NASA Hurricane Hunters to Enter 'Cradle of Thunder' in July; Telephone News Conference to Be Held June 23
Erica Hupp/Marta Metelko
Media Advisory: 05-100
NASA hurricane researchers are available for a telephone news conference at 11 a.m. CDT June 23, to discuss the "Tropical Cloud Systems and Processes" mission to Costa Rica in July. There, in the Pacific Ocean's "cradle of thunder," mission scientists expect to observe the genesis of some of the world's most dangerous weather formations.
The month-long project will document the development of tropical storms, hurricanes and related phenomena originating around Costa Rica, where the sheltering Guanacaste and Talamanca mountain ranges offer a prime site for the birth of violent weather patterns.
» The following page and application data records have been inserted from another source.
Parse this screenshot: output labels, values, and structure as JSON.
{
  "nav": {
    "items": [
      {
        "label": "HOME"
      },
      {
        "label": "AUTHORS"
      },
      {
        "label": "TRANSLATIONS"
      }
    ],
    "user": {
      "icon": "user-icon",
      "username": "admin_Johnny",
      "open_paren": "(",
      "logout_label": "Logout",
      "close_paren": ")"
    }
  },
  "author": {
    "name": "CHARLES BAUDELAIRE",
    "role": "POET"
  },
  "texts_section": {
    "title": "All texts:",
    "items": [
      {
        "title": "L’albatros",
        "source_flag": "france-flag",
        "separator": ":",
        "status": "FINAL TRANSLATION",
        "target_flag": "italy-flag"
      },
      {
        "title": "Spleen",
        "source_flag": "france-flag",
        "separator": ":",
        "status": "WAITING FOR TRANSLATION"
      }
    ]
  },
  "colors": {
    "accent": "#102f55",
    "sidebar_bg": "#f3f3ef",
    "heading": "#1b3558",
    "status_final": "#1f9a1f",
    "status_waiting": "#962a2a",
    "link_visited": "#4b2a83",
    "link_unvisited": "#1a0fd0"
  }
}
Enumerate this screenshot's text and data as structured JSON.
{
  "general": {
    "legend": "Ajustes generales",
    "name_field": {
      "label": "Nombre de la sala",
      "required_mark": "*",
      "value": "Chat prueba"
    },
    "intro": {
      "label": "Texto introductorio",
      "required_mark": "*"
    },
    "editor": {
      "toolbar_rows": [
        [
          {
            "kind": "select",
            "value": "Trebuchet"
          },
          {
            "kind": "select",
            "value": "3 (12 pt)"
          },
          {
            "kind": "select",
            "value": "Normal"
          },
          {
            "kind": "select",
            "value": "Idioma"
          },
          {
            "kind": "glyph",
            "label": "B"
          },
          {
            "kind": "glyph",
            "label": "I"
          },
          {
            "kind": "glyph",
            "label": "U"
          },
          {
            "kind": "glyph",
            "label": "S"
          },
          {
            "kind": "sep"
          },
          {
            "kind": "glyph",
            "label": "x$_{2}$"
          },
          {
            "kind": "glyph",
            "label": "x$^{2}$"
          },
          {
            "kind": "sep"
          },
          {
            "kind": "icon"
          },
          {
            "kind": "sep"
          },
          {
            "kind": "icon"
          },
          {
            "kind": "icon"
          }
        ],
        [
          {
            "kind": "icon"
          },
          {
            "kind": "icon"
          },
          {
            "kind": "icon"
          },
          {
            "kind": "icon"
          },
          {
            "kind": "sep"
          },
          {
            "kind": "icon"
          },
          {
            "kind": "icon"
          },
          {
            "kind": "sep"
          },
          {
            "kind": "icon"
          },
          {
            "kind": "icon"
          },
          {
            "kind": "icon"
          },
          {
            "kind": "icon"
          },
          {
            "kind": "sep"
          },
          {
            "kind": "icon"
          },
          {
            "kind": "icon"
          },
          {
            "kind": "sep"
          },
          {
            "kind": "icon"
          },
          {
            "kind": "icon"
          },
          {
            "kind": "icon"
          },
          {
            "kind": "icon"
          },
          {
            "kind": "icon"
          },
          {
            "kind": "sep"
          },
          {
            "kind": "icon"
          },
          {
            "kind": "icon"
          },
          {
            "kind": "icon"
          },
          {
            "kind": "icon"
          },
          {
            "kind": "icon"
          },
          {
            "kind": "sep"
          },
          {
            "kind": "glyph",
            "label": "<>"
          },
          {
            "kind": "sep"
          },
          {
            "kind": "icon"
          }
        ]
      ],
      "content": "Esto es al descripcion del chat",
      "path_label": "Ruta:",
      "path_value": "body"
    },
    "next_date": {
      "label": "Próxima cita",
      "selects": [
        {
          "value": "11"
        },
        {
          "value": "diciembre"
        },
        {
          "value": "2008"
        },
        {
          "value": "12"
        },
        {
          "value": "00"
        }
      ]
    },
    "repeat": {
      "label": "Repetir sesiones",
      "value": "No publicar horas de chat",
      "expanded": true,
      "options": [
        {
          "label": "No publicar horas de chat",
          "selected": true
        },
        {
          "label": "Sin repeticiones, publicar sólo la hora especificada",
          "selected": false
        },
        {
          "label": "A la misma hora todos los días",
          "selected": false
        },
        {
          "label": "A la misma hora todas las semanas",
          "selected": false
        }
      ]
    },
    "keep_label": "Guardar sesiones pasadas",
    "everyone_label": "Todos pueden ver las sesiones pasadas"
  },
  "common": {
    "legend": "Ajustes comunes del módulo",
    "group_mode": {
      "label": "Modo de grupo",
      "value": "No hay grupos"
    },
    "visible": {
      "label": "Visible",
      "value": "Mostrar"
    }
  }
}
The study continues NASA's successful Convection and Moisture Experiment (CAMEX) research mission, a hurricane study begun in 1993. Today five NASA centers, 10 American universities and the National Oceanic and Atmospheric Administration are participants.
Dr. Ramesh Kakar, weather focus area leader for NASA's Science Mission Directorate; cloud radar expert and research meteorologist Dr. Gerry Heymsfield of NASA's Goddard Space Flight Center in Greenbelt, Md.; Dr. Edward Zipser, chairman and professor of the Department of Meteorology at the University of Utah in Salt Lake City; and Dr. Frank Marks, director of the Hurricane Research Division of NOAA's Atlantic Oceanographic and Meteorological Laboratory in Miami.
11 a.m. CDT, June 23
For the call-in number, password and Internet site where graphics and other materials will be posted, reporters should call Tomeka Scales at 202/358-0781 by 4 p.m. CDT June 22.
For more information about the Tropical Cloud Systems and Processes mission, visit: